Data records for software interfaces:
--

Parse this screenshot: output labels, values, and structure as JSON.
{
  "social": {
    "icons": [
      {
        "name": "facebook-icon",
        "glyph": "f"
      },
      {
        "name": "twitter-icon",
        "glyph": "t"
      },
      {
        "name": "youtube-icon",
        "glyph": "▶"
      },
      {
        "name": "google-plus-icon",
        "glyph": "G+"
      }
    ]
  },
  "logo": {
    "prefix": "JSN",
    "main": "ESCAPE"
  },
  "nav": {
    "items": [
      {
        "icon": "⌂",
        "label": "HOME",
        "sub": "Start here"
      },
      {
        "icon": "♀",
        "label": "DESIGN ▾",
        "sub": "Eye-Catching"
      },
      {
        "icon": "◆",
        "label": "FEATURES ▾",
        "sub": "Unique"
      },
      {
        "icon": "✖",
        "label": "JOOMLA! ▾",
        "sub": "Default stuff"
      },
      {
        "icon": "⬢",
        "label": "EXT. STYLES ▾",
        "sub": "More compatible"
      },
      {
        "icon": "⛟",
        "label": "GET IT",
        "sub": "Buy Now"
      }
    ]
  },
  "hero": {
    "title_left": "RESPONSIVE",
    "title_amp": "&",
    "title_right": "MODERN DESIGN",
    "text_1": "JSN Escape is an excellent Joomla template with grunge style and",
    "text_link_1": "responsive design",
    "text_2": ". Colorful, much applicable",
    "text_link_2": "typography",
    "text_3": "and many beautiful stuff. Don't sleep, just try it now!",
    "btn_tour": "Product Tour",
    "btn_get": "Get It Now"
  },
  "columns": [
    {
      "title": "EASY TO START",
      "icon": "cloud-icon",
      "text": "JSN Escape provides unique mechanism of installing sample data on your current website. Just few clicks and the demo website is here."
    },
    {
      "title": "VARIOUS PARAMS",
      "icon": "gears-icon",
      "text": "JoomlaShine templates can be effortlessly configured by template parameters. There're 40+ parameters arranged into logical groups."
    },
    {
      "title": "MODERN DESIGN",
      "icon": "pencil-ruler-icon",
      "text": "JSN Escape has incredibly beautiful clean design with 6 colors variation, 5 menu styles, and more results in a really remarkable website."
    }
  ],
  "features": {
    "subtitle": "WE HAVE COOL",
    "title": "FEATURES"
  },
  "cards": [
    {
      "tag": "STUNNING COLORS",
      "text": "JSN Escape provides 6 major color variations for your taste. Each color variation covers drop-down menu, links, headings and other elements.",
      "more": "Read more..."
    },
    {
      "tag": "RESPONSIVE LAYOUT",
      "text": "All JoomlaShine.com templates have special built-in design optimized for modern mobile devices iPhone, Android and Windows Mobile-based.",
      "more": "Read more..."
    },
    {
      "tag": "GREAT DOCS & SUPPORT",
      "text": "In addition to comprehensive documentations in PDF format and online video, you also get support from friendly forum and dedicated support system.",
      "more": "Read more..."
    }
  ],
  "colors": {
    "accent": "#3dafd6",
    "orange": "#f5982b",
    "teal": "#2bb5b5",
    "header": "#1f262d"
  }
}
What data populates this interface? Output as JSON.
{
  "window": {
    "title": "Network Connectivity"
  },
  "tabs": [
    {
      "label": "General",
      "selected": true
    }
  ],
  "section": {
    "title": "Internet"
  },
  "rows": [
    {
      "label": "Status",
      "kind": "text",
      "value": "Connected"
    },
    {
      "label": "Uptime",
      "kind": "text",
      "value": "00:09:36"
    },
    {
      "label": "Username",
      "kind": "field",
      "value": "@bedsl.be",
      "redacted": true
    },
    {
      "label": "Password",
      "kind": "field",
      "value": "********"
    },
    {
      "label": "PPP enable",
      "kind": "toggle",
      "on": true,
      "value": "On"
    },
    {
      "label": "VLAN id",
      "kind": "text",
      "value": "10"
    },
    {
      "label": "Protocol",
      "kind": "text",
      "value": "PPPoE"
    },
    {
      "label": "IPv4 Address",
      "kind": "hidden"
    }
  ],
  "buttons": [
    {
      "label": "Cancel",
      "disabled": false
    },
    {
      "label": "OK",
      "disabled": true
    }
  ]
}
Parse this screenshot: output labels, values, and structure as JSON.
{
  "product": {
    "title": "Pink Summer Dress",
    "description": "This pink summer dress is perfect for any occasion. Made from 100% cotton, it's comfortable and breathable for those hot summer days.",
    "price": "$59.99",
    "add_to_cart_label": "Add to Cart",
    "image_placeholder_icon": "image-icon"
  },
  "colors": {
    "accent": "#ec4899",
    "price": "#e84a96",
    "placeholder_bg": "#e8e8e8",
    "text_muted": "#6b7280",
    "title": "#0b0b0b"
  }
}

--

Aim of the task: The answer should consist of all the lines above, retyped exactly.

Your response:
Parse this screenshot: output labels, values, and structure as JSON.
{
  "social": {
    "icons": [
      {
        "name": "facebook-icon",
        "glyph": "f"
      },
      {
        "name": "twitter-icon",
        "glyph": "t"
      },
      {
        "name": "youtube-icon",
        "glyph": "▶"
      },
      {
        "name": "google-plus-icon",
        "glyph": "G+"
      }
    ]
  },
  "logo": {
    "prefix": "JSN",
    "main": "ESCAPE"
  },
  "nav": {
    "items": [
      {
        "icon": "⌂",
        "label": "HOME",
        "sub": "Start here"
      },
      {
        "icon": "♀",
        "label": "DESIGN ▾",
        "sub": "Eye-Catching"
      },
      {
        "icon": "◆",
        "label": "FEATURES ▾",
        "sub": "Unique"
      },
      {
        "icon": "✖",
        "label": "JOOMLA! ▾",
        "sub": "Default stuff"
      },
      {
        "icon": "⬢",
        "label": "EXT. STYLES ▾",
        "sub": "More compatible"
      },
      {
        "icon": "⛟",
        "label": "GET IT",
        "sub": "Buy Now"
      }
    ]
  },
  "hero": {
    "title_left": "RESPONSIVE",
    "title_amp": "&",
    "title_right": "MODERN DESIGN",
    "text_1": "JSN Escape is an excellent Joomla template with grunge style and",
    "text_link_1": "responsive design",
    "text_2": ". Colorful, much applicable",
    "text_link_2": "typography",
    "text_3": "and many beautiful stuff. Don't sleep, just try it now!",
    "btn_tour": "Product Tour",
    "btn_get": "Get It Now"
  },
  "columns": [
    {
      "title": "EASY TO START",
      "icon": "cloud-icon",
      "text": "JSN Escape provides unique mechanism of installing sample data on your current website. Just few clicks and the demo website is here."
    },
    {
      "title": "VARIOUS PARAMS",
      "icon": "gears-icon",
      "text": "JoomlaShine templates can be effortlessly configured by template parameters. There're 40+ parameters arranged into logical groups."
    },
    {
      "title": "MODERN DESIGN",
      "icon": "pencil-ruler-icon",
      "text": "JSN Escape has incredibly beautiful clean design with 6 colors variation, 5 menu styles, and more results in a really remarkable website."
    }
  ],
  "features": {
    "subtitle": "WE HAVE COOL",
    "title": "FEATURES"
  },
  "cards": [
    {
      "tag": "STUNNING COLORS",
      "text": "JSN Escape provides 6 major color variations for your taste. Each color variation covers drop-down menu, links, headings and other elements.",
      "more": "Read more..."
    },
    {
      "tag": "RESPONSIVE LAYOUT",
      "text": "All JoomlaShine.com templates have special built-in design optimized for modern mobile devices iPhone, Android and Windows Mobile-based.",
      "more": "Read more..."
    },
    {
      "tag": "GREAT DOCS & SUPPORT",
      "text": "In addition to comprehensive documentations in PDF format and online video, you also get support from friendly forum and dedicated support system.",
      "more": "Read more..."
    }
  ],
  "colors": {
    "accent": "#3dafd6",
    "orange": "#f5982b",
    "teal": "#2bb5b5",
    "header": "#1f262d"
  }
}
What data populates this interface? Output as JSON.
{
  "window": {
    "title": "Network Connectivity"
  },
  "tabs": [
    {
      "label": "General",
      "selected": true
    }
  ],
  "section": {
    "title": "Internet"
  },
  "rows": [
    {
      "label": "Status",
      "kind": "text",
      "value": "Connected"
    },
    {
      "label": "Uptime",
      "kind": "text",
      "value": "00:09:36"
    },
    {
      "label": "Username",
      "kind": "field",
      "value": "@bedsl.be",
      "redacted": true
    },
    {
      "label": "Password",
      "kind": "field",
      "value": "********"
    },
    {
      "label": "PPP enable",
      "kind": "toggle",
      "on": true,
      "value": "On"
    },
    {
      "label": "VLAN id",
      "kind": "text",
      "value": "10"
    },
    {
      "label": "Protocol",
      "kind": "text",
      "value": "PPPoE"
    },
    {
      "label": "IPv4 Address",
      "kind": "hidden"
    }
  ],
  "buttons": [
    {
      "label": "Cancel",
      "disabled": false
    },
    {
      "label": "OK",
      "disabled": true
    }
  ]
}
Parse this screenshot: output labels, values, and structure as JSON.
{
  "product": {
    "title": "Pink Summer Dress",
    "description": "This pink summer dress is perfect for any occasion. Made from 100% cotton, it's comfortable and breathable for those hot summer days.",
    "price": "$59.99",
    "add_to_cart_label": "Add to Cart",
    "image_placeholder_icon": "image-icon"
  },
  "colors": {
    "accent": "#ec4899",
    "price": "#e84a96",
    "placeholder_bg": "#e8e8e8",
    "text_muted": "#6b7280",
    "title": "#0b0b0b"
  }
}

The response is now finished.